Tips to manage celiac disease in children during the holidays
December 10, 2020
With the holidays come opportunities for cookies, popcorn, bread and other holiday goodies to land on your child’s plate. This can pose quite a problem if your child is living with celiac disease.
Celiac disease is an inherited autoimmune disease that affects the digestive process. When someone who has celiac disease consumes gluten — a protein found in wheat, rye, and barley — the immune system attacks the small intestines, stopping the absorption of important nutrients into the body.

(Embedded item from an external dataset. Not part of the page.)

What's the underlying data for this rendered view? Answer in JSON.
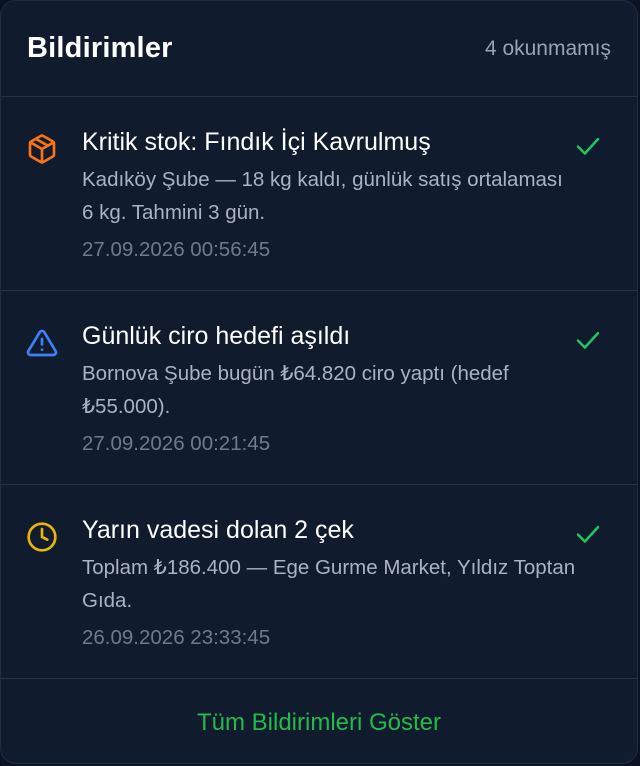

Some gluten-intolerance symptoms include diarrhea, constipation, bloating, gas, and less suspect symptoms like chronic headaches, anemia and short stature.
Currently, the only treatment for celiac disease is to remove wheat, rye and barley and eat a gluten-free diet. As the medical director of the University of Chicago Celiac Disease Center, I often help families implement sustainable dietary changes. Here are tips to help keep your child who is living with celiac disease healthy and in the holiday spirit.
Eat before you feast
A gluten-free, pre-holiday meal before the big dinner will make sure that your child is well fed and more likely to avoid triggers.
Beware of holiday foods containing gluten
Avoid the following items that are typically found in holiday meals unless they’re labeled as gluten-free or made with corn, rice, soy or other gluten-free grains:
- Bouillons (in broth)
- Salad dressing
- Self-basting poultry
While research shows that using the same kitchen utensils to prepare gluten-containing and gluten-free food showed low traces of gluten, you still want to work to avoid any cross contamination. Prepare the gluten-free plates first and be sure to cover dishes to avoid the gluten-free and gluten-containing dishes from commingling.
Hand washing is key
With this condition, hand washing is of the utmost importance, especially while COVID-19 is still a concern. COVID-19 can be transmitted through stool, so it’s extremely critical to practice good hand hygiene when changing a diaper and after going to the bathroom. It’s also just important for children to thoroughly wash their hands. This will help avoid accidentally ingesting any gluten.
Ritu Verma, MD
Dr. Verma is a highly respected pediatric gastroenterologist and a leading expert in celiac disease. She works closely with her patients and their families to manage this condition.See Dr. Verma's profile
Pediatric GI with Dr. Ritu Verma: Things You're Too Embarrassed to Ask a Doctor
Things You’re Too Embarrassed To Ask A Doctor is UChicago Medicine’s podcast dedicated to answering some of the most searched medical questions on the Internet. On this episode, pediatric gastroenterologist Ritu Verma lets listeners know whether what they’re seeing and smelling in their babies’ diapers warrants a visit to the doctor, and tells us why we should feel free to use the word “poop” at the dinner table.